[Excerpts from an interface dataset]
============================================================
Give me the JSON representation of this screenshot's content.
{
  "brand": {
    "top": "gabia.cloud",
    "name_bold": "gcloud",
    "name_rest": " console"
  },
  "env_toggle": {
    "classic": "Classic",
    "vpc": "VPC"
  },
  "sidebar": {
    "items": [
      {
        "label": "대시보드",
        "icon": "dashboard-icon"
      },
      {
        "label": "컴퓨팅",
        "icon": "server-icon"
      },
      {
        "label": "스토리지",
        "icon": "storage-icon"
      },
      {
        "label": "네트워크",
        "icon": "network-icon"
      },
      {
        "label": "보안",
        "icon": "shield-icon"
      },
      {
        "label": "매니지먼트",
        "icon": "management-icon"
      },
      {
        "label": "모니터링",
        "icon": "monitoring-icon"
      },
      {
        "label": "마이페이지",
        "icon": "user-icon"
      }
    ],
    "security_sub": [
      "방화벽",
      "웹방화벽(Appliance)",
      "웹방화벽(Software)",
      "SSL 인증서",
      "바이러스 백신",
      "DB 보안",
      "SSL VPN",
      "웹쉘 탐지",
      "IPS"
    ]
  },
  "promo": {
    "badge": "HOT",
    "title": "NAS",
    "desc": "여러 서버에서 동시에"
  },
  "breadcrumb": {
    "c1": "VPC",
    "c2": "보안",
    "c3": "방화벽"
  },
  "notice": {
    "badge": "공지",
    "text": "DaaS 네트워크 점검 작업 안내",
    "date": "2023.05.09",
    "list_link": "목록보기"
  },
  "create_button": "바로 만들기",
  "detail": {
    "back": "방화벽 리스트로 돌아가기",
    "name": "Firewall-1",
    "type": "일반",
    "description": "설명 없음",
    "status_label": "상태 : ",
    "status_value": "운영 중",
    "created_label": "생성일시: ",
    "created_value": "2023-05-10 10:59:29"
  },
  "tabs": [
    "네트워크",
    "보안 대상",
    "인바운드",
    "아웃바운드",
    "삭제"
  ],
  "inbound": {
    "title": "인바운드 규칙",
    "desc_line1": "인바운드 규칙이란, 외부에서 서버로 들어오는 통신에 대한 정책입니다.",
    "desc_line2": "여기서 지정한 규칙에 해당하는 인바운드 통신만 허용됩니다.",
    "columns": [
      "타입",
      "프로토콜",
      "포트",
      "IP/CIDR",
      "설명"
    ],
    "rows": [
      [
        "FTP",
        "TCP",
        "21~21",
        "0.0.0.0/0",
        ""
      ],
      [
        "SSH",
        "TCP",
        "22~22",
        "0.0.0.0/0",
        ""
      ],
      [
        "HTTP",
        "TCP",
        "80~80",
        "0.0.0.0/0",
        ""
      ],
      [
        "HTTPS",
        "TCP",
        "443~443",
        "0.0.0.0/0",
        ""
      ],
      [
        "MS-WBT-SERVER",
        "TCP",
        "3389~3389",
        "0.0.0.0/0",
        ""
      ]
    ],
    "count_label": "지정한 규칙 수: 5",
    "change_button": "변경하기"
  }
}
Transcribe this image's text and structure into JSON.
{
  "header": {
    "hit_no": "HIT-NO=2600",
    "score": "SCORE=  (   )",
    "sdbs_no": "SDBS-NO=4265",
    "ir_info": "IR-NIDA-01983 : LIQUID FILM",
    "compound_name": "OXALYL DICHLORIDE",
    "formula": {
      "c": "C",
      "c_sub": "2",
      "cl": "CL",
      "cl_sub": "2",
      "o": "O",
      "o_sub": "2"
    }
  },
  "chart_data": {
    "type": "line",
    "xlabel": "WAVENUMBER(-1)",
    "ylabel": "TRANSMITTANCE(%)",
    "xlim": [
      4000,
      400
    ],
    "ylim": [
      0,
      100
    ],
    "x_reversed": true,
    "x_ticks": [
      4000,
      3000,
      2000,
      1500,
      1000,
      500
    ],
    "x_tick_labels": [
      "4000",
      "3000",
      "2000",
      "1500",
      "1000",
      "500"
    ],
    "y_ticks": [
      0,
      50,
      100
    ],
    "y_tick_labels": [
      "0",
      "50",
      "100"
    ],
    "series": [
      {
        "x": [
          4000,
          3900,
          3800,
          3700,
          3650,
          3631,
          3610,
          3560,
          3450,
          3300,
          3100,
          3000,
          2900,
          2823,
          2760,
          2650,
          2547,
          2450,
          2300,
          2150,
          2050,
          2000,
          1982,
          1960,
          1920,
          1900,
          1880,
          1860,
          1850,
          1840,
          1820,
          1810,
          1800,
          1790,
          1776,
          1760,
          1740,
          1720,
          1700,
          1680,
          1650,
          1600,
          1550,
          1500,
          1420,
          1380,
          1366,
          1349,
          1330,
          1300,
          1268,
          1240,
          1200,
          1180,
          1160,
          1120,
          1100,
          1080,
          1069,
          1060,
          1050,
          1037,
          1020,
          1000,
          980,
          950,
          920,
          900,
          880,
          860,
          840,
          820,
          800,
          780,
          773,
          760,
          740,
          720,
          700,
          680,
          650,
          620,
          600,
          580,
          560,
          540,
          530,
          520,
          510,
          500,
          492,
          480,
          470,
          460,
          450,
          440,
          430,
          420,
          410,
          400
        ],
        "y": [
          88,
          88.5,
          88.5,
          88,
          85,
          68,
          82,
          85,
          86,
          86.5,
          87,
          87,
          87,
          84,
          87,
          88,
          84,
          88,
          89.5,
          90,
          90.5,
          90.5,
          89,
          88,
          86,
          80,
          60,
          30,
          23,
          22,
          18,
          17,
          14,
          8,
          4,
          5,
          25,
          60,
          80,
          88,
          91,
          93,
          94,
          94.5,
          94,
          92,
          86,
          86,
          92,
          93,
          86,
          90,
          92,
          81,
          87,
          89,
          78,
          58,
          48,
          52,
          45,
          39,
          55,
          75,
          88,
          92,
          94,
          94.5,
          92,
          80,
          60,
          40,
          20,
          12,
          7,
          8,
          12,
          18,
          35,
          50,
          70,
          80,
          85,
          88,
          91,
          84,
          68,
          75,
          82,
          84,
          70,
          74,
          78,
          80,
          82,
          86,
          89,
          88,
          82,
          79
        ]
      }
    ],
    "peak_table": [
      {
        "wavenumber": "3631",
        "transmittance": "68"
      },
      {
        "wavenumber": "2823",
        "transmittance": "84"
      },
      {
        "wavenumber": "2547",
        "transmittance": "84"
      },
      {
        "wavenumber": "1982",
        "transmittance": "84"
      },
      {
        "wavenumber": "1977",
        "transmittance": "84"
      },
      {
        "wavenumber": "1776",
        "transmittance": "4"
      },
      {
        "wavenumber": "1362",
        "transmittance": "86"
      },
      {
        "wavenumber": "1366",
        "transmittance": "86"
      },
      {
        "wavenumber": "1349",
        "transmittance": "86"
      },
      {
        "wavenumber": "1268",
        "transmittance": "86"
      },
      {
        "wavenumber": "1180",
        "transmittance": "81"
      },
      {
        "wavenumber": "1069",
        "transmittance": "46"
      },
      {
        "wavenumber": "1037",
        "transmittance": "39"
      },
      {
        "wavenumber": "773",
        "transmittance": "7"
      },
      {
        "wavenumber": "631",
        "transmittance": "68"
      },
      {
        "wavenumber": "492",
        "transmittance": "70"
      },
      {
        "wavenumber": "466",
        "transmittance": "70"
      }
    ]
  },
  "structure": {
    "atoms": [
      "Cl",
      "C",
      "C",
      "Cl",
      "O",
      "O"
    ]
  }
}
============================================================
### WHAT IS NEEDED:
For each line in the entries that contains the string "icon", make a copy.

### SOLUTION TO THIS TASK:
        "icon": "dashboard-icon"
        "icon": "server-icon"
        "icon": "storage-icon"
        "icon": "network-icon"
        "icon": "shield-icon"
        "icon": "management-icon"
        "icon": "monitoring-icon"
        "icon": "user-icon"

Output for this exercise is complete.